Unrest doesn't stop local Haitians from
making the trip home
By Joy L. Woodson
STAMFORD -- Before Marguerite Laurent of Stamford traveled to Haiti last month, she quelled thoughts that she might be kidnapped, robbed or killed there.
In the weeks before her departure, the U.S. State Department issued a statement suggesting Americans delay travel plans to Haiti because of ongoing civil unrest and violent demonstrations.
According to the State Department, Haiti has no safe areas. Roads are poor, medical facilities are scare and the U.S. Embassy frequently is closed.
But for the bicentennial independence celebration of her native Haiti, Laurent made the pilgrimage.
"There was just no way that I would not be under Haitian sky on Jan. 1, 2004," she said. "I went basically to pay my respects to the ancestors."
In 1804, African slaves defeated Napoleon's army and Haiti became the first black republic.
Laurent has friends who decided not to make the trip, asking instead that she bring back mementos.
"Many people who planned on going believed the hype that there would be bloodshed," she said.
From where she stood on the steps of the palace building in Port-au-Prince during bicentennial events, there was only celebration, Laurent said.
But there were violent demonstrations that day by those who oppose and support the government. According to The Associated Press, 47 people have been killed there in such clashes in the past four months.
Pressure has mounted on President Jean-Bertrand Aristide since his Lavalas Family Party won the 2000 election, which opponents say was flawed.
The Democratic Platform, a group of opposition parties, students and business leaders, want Aristide to resign before new elections are held.
Aristide, a former Roman Catholic priest and Haiti's first freely elected leader, has said he plans to govern until his term ends in 2006.
The situation has deteriorated so much that recently scheduled parliamentary elections did not take place, said Harry Fouche, Haitian consul general in New York.
"The government is saying we have to have an election because we cannot have a vacuum," Fouche said. "What the opposition is saying is we cannot have elections because we don't trust you."
Fouche spoke during a World Affairs Forum lecture at the Ferguson Library on Jan. 21 and urged a small crowd of Stamford Haitians to travel to Haiti during the bicentennial year.
"This year, to us in Haiti, is an important year," he said. "It is a pilgrimage year."
Haiti remains open for business, he said.
"People should not be frightened," Fouche said. "Haiti is no more violent than New York City is."
The Rev. Jean Ridly Julien, executive director of the Haitian-American Catholic Center of Greater Stamford, said he is hesitant to visit Haiti.
"I would like to go," Julien said, "and so many people would like to go and some of them have bought their tickets. . . . But when you go over there, you know you are going to get murdered, to get killed by somebody, so why do we have to go?"
Angelucci Manigat, 40, of Stamford, said political strife has stopped him from returning to Haiti for 17 years. The bicentennial celebration would have been the perfect time to visit, he said.
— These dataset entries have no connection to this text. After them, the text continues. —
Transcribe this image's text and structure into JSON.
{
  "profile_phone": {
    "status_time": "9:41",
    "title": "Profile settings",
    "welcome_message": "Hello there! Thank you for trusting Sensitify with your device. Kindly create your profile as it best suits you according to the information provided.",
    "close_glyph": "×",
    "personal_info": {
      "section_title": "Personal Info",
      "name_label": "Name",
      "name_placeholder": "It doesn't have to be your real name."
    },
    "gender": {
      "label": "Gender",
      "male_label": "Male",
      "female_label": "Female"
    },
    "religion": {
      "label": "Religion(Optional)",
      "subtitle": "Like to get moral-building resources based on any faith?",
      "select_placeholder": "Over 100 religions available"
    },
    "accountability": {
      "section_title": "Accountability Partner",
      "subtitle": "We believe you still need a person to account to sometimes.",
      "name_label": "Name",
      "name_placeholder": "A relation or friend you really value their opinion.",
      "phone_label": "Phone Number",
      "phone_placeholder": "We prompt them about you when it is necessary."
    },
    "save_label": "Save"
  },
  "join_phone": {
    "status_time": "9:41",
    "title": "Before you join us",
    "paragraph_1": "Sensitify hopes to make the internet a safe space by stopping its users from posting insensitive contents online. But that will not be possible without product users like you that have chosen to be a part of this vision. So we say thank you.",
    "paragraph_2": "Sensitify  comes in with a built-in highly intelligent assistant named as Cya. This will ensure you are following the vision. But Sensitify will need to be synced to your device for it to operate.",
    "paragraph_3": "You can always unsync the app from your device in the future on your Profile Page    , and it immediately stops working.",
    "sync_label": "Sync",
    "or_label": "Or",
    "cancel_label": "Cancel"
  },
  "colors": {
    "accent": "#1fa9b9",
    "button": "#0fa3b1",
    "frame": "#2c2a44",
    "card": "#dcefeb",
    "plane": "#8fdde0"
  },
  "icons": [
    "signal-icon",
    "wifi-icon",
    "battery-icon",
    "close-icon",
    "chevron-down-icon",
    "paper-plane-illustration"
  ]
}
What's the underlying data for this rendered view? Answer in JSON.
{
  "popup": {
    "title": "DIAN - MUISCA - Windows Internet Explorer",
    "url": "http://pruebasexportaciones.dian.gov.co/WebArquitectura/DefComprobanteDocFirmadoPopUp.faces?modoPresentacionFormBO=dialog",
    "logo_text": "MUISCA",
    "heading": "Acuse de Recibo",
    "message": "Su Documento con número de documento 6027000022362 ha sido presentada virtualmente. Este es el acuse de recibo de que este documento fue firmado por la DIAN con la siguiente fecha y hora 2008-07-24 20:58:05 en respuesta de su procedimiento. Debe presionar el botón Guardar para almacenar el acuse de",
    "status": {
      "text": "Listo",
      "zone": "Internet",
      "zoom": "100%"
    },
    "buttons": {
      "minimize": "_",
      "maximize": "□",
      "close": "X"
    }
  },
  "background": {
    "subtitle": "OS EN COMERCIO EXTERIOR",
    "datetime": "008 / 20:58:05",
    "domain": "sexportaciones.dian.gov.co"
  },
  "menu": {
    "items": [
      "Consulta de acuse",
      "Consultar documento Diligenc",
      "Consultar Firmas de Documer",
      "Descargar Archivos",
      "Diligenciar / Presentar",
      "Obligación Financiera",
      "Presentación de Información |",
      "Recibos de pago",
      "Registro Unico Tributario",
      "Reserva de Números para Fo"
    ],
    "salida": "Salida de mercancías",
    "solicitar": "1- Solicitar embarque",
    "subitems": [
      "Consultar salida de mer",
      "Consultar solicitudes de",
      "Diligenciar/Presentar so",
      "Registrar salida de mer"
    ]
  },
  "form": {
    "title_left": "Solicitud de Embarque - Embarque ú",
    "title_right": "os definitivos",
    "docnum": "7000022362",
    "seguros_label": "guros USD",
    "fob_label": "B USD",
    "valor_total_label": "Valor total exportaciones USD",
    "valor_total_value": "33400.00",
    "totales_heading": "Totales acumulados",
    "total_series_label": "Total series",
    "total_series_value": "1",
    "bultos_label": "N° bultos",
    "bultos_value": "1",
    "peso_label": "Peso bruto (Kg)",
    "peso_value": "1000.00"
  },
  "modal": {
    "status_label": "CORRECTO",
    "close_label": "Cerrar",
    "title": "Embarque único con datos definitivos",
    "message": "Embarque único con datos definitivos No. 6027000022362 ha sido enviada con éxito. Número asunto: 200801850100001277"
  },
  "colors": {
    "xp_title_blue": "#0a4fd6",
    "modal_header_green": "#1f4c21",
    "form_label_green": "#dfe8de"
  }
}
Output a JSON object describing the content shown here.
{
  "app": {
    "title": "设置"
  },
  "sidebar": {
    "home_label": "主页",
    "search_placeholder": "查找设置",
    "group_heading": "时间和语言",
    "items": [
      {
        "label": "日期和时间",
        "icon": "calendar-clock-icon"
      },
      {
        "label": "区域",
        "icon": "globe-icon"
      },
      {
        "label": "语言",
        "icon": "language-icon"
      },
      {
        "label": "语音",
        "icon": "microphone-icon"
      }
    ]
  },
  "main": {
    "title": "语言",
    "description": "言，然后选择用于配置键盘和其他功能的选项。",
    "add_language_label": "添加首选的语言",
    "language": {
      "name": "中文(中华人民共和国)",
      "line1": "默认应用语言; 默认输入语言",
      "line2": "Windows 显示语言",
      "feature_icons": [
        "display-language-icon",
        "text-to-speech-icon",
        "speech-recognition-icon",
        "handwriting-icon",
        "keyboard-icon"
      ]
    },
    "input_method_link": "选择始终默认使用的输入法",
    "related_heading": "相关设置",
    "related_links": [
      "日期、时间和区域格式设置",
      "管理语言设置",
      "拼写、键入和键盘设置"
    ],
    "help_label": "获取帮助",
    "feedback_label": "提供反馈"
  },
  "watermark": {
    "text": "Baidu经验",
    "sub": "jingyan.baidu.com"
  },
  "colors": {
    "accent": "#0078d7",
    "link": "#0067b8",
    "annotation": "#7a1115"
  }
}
"I was one of those people that was supposed to travel," he said. "Because of the political turmoil, I postponed my trip. I didn't think it was safe."
Laurent, who moved from Haiti in 1968 when she was 5, said Haitian-Americans must be steadfast in their intention to return to the country despite "misinformation."
"All I kept hearing before I was going is don't go, it's dangerous," she said. "I had angst, but I was just determined to be there. I'm sure the ancestors were told to stay in their chains and stay in slavery, but that didn't deter them."
Some Stamford Haitians are celebrating the milestone and planning to travel there, said Maude Mexil, Haitian family mentor at CTE, the city's anti-poverty agency.
Thousands of Haitian Roman Catholics gathered in Bridgeport to celebrate the bicentennial Jan. 1. In July, Norwalk held its first Haitian-American Day parade as a prelude to the 200th anniversary.
Three percent of Stamford's population is Haitian, or 3,524 people, according to the 2000 census. In Norwalk, about 1.8 percent, or 1,499, of the population is Haitian.
"They've been going like crazy," Mexil said. "(Many) say it's dangerous and think that it will stop people from going, but it does not stop them for real."
Haitians have a pride that is unmistakable, Fouche said. An average of $850 million in cash, food and clothing is sent back from the diaspora, he said.
According to the United Nations Human Development report, the average life expectancy in Haiti is 49 years, about half of the country's 8 million inhabitants are literate and half are malnourished. Haiti ranks 150th in the U.N.'s human development index of 175 countries and is the poorest country in the Western Hemisphere.
Still, Julien said, Haitians who have left are returning.
"When you've got your family over there and your friends over there, you have to do something," he said. "That's your country."